:: Stored data
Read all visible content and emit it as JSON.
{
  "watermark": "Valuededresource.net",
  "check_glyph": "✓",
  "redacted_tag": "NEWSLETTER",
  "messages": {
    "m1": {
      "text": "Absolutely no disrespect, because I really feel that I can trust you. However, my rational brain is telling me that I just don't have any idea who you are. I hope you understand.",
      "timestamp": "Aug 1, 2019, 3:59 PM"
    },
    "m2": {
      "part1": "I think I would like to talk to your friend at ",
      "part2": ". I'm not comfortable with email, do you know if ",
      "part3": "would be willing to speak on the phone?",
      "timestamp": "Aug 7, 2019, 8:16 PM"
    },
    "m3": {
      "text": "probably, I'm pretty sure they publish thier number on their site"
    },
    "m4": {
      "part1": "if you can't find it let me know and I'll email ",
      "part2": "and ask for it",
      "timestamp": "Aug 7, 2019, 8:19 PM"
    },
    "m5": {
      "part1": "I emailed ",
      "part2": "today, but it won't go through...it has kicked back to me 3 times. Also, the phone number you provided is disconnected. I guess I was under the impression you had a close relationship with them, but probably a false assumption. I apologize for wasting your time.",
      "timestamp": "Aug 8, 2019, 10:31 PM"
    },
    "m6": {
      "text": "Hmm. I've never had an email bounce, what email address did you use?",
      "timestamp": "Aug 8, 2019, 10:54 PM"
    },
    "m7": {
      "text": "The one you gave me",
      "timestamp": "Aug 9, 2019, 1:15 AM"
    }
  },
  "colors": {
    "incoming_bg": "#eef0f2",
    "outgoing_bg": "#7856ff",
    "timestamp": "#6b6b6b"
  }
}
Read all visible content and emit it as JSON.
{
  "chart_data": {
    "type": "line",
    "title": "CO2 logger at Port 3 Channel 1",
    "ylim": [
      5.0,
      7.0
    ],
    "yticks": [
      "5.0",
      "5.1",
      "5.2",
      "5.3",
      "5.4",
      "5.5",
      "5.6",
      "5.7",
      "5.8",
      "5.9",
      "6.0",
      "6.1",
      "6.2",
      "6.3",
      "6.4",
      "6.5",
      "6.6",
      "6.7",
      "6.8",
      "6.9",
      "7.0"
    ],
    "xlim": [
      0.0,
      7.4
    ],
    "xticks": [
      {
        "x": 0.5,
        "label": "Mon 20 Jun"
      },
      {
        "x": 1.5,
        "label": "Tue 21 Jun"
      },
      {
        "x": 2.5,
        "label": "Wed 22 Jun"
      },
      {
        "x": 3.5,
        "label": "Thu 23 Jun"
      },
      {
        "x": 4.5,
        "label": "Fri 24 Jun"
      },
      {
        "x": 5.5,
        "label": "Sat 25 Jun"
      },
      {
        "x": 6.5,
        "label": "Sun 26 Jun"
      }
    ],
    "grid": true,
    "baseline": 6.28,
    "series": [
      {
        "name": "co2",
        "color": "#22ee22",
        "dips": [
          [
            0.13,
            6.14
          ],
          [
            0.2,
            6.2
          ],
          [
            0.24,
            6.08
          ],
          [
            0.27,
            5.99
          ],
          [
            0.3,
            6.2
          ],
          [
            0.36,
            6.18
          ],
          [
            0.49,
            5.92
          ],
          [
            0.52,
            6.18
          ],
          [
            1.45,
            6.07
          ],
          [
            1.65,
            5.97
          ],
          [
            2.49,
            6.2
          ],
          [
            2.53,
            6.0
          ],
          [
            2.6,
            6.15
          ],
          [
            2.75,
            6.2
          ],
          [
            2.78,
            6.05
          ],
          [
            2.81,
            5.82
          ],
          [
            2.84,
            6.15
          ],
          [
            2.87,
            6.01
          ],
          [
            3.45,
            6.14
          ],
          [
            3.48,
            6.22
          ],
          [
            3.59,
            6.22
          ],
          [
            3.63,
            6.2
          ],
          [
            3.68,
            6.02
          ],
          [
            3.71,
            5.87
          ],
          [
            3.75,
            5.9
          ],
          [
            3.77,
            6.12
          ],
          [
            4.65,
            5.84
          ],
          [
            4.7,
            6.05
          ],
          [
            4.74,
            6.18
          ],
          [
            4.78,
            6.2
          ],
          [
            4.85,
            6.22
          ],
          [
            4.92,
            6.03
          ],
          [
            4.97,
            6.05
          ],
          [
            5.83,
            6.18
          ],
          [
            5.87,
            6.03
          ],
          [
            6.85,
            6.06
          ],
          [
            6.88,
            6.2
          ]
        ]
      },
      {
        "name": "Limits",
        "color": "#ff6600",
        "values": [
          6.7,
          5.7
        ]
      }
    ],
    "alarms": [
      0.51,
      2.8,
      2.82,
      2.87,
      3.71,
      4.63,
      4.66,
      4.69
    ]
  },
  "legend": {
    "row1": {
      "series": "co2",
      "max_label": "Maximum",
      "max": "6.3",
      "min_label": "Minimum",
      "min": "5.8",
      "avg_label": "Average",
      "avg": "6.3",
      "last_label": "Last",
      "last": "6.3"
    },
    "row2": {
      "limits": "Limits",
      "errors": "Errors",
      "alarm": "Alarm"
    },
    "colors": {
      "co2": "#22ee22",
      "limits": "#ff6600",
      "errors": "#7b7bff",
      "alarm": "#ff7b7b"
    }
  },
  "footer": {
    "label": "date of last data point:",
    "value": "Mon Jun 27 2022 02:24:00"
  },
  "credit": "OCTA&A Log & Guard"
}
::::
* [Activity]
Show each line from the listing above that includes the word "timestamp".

* [Solution below]
      "timestamp": "Aug 1, 2019, 3:59 PM"
      "timestamp": "Aug 7, 2019, 8:16 PM"
      "timestamp": "Aug 7, 2019, 8:19 PM"
      "timestamp": "Aug 8, 2019, 10:31 PM"
      "timestamp": "Aug 8, 2019, 10:54 PM"
      "timestamp": "Aug 9, 2019, 1:15 AM"
    "timestamp": "#6b6b6b"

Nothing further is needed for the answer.